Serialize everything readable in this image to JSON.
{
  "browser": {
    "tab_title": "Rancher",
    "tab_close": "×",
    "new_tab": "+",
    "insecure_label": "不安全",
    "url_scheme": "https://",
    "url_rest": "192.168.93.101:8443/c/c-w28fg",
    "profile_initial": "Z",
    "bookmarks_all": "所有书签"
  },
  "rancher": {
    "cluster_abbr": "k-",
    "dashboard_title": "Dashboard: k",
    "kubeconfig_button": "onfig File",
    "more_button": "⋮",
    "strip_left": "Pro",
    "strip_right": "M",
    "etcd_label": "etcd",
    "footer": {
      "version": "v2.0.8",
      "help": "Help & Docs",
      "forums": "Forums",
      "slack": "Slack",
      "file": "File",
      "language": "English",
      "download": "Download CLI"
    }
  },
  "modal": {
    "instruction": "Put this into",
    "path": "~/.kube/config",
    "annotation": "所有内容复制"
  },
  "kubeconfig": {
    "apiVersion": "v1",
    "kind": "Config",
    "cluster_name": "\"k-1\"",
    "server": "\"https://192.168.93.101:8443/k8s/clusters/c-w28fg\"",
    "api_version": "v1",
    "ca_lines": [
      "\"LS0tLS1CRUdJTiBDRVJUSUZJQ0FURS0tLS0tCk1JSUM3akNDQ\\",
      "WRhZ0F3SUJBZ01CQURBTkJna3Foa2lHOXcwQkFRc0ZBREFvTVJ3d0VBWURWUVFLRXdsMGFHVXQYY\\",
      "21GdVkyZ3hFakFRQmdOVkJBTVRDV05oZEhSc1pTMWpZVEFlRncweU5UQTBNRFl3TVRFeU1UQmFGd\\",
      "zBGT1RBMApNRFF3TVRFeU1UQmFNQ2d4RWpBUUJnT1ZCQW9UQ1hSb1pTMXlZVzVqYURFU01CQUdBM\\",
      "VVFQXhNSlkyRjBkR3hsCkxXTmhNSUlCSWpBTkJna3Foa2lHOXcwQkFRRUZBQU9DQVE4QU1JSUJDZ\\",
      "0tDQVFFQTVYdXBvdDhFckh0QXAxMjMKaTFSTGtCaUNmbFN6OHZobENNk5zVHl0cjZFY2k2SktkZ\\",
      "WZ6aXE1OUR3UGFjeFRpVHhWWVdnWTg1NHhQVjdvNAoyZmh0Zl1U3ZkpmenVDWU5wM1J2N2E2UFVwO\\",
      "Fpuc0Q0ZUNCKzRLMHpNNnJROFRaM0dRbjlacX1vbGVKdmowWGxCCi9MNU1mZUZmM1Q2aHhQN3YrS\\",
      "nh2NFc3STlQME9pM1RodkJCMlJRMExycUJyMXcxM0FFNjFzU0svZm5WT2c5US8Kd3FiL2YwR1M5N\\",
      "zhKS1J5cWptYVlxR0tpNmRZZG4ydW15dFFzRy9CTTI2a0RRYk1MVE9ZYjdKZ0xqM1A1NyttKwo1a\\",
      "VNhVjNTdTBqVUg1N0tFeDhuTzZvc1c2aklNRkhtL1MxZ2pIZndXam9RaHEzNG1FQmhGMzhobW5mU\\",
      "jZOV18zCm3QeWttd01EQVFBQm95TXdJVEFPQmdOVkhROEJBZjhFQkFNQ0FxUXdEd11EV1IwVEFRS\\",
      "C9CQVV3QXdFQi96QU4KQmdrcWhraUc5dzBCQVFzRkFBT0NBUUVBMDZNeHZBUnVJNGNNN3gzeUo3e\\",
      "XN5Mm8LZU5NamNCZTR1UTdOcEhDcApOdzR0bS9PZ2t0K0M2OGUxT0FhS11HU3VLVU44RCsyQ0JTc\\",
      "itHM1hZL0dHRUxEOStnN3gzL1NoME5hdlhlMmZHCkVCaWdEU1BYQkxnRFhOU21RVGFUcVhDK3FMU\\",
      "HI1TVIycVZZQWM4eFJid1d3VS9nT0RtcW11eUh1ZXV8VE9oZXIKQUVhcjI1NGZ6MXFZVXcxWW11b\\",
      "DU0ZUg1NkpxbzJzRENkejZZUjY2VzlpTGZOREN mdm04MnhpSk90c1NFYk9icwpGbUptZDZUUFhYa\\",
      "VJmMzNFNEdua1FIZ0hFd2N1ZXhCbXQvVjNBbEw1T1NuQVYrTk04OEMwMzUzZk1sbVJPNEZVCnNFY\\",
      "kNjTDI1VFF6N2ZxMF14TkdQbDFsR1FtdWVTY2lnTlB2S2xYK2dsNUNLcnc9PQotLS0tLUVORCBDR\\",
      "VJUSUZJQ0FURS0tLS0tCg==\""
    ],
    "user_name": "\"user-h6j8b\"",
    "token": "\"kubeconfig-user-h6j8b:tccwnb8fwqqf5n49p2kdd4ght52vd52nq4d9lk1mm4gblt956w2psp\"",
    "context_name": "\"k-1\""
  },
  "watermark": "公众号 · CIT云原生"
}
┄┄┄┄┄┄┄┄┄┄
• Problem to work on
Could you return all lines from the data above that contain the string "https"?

• Problem solution
    "url_scheme": "https://",
    "server": "\"https://192.168.93.101:8443/k8s/clusters/c-w28fg\"",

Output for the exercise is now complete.